YOUR GOAL: Within the entries below, find each line containing the word "type" and copy it.

Dataset rows for apps and sites
******
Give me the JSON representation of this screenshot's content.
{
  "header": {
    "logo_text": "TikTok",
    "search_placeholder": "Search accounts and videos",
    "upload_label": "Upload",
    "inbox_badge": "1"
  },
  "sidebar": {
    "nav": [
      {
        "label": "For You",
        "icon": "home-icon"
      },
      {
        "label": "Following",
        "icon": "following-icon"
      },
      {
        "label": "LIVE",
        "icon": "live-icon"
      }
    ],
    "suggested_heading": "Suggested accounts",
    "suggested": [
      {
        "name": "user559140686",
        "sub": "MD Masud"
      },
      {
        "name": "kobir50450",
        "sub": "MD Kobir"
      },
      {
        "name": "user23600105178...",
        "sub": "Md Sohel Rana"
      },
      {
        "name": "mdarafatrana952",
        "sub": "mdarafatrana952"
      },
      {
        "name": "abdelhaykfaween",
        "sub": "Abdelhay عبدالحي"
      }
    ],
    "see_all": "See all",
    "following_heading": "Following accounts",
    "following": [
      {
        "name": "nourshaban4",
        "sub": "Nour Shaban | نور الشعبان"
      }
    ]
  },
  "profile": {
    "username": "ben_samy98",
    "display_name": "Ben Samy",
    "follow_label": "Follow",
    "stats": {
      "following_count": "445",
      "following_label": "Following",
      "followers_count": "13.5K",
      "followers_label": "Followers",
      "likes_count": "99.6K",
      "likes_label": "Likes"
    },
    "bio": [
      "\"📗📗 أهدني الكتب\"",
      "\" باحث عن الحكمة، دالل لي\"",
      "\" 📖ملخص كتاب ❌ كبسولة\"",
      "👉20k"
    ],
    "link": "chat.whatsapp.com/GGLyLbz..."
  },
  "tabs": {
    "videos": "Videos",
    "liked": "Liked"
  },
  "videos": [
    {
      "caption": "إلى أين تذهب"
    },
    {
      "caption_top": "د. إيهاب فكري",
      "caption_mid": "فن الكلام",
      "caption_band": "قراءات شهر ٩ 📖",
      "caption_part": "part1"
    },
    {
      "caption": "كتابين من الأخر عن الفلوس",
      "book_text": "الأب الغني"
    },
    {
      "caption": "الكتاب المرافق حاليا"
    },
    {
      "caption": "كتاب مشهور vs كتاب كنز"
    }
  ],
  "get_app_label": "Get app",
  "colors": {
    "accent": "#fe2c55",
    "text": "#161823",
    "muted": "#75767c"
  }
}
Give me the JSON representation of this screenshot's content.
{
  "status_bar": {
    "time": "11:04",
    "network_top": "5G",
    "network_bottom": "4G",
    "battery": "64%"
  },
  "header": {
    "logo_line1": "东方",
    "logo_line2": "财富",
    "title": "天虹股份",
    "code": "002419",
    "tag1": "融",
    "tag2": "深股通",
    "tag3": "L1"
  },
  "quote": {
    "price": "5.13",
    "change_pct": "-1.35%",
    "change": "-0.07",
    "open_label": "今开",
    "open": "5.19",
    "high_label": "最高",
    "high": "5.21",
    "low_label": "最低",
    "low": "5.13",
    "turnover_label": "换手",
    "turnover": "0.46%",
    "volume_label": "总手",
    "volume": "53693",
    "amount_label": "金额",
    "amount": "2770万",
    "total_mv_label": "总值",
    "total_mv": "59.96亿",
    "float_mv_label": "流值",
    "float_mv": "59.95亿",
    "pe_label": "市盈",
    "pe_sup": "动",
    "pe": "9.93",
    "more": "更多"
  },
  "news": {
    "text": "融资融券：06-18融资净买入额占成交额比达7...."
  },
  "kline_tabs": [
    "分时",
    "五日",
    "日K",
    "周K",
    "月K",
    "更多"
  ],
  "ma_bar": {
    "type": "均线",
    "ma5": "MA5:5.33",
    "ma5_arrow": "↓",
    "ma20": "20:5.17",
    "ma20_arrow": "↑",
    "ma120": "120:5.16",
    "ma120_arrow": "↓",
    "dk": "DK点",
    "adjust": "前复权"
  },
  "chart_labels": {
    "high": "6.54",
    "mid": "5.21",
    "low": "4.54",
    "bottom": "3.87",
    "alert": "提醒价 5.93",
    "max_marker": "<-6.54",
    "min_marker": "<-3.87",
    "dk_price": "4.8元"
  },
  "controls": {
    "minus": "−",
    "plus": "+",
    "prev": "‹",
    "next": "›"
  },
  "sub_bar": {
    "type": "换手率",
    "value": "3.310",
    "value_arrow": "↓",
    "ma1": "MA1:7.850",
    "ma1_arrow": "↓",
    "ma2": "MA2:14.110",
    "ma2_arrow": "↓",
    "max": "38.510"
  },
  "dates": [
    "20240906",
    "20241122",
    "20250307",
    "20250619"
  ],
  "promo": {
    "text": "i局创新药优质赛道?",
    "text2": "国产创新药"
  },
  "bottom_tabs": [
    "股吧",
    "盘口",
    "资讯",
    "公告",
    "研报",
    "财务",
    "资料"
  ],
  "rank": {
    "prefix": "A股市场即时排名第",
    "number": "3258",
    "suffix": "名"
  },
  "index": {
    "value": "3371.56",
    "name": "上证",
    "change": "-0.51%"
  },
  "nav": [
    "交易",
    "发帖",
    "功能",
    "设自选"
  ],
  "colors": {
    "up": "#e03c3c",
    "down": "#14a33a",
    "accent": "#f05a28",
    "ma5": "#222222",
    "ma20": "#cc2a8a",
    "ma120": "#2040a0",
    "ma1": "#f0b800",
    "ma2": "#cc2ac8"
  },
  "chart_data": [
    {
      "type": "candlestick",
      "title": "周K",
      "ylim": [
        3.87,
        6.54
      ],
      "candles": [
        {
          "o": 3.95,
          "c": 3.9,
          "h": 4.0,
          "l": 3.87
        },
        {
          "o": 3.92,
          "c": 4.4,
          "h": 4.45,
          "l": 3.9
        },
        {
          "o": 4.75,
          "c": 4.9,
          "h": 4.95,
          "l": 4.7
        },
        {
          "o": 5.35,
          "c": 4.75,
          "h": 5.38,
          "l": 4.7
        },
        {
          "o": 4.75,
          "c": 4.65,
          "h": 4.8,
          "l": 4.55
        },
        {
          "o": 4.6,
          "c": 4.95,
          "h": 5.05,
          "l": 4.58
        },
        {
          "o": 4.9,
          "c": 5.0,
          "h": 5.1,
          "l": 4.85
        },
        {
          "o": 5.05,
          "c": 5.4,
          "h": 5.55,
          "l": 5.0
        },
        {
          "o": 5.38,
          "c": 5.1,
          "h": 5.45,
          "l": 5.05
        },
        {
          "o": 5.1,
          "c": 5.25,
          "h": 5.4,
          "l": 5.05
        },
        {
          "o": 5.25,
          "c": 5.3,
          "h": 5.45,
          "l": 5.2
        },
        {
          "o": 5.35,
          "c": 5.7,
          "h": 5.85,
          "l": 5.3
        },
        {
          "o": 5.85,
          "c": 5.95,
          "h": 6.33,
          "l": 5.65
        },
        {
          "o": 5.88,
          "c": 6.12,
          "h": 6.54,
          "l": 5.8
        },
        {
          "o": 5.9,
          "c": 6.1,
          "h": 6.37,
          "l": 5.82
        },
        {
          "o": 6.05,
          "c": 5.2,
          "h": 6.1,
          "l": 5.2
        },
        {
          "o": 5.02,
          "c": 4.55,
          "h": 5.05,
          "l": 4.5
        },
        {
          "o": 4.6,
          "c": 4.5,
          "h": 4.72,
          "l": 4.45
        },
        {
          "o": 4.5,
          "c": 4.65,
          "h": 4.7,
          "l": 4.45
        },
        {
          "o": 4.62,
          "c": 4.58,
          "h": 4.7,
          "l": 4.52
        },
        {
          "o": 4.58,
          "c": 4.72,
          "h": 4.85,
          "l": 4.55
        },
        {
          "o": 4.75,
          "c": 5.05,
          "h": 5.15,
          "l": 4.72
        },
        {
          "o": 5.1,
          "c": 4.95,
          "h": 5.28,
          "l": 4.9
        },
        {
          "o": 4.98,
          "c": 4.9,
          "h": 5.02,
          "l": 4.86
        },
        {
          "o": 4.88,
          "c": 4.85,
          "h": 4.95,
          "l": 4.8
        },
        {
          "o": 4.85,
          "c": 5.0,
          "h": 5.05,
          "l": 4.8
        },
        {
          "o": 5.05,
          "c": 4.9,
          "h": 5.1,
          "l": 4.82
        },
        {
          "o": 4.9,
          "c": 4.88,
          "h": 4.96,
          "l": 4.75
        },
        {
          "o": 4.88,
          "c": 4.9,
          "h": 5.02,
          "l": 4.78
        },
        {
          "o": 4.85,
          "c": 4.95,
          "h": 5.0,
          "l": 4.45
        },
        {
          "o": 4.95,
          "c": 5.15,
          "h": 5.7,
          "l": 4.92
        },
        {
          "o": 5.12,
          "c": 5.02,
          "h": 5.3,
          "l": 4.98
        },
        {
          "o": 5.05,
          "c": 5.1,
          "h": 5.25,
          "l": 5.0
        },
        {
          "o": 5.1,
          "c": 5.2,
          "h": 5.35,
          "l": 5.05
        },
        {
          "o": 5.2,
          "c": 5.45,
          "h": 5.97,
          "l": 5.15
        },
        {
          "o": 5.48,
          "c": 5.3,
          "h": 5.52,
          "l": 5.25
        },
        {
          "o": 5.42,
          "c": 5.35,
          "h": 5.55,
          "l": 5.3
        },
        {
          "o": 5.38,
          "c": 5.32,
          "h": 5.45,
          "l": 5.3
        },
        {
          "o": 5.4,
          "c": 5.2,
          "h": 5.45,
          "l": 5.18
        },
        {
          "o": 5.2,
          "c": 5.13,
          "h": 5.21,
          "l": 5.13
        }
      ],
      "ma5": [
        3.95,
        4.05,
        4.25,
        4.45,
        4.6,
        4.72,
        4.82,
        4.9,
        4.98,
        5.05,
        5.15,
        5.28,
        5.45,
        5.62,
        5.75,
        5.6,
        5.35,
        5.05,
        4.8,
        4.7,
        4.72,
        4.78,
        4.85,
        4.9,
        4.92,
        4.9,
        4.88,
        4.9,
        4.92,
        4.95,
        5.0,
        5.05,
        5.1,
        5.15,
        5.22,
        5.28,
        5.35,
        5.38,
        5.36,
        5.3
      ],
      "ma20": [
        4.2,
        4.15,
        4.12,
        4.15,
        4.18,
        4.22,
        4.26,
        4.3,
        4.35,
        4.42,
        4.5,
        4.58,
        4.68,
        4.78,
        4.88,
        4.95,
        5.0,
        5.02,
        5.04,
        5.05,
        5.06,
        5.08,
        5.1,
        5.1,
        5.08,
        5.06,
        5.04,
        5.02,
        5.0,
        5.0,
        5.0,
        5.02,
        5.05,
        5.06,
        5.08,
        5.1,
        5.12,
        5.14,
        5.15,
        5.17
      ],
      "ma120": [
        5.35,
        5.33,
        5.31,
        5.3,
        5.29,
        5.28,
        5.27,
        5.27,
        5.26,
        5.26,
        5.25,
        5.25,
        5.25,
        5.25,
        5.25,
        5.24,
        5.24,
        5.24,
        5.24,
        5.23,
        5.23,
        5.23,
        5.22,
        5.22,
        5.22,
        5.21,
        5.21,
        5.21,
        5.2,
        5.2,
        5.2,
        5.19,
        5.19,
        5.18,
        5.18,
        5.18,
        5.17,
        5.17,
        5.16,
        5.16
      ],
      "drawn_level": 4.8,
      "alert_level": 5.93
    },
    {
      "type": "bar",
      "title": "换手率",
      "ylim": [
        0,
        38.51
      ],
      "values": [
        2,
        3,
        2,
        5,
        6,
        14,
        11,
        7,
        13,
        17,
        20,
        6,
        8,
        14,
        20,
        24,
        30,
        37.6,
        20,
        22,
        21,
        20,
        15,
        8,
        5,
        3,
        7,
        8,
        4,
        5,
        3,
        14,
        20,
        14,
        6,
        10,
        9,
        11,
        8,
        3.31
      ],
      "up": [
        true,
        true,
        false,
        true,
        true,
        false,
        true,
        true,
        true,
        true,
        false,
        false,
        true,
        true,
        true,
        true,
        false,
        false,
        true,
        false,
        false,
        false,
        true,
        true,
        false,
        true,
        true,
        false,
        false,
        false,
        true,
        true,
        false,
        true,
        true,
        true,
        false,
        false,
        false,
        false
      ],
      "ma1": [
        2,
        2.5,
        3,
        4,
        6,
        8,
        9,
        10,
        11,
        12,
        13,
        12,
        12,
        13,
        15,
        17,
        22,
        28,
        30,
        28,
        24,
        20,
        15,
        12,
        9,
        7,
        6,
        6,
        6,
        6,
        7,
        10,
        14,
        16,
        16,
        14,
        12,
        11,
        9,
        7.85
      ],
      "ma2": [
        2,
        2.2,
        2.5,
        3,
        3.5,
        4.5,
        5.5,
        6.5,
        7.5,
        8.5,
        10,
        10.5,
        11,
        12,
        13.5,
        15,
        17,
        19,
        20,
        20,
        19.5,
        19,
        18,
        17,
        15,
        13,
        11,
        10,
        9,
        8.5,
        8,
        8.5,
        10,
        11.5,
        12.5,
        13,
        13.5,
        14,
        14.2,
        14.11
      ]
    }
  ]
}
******
ANSWER FOR THIS EXERCISE:
    "type": "均线",
    "type": "换手率",
      "type": "candlestick",
      "type": "bar",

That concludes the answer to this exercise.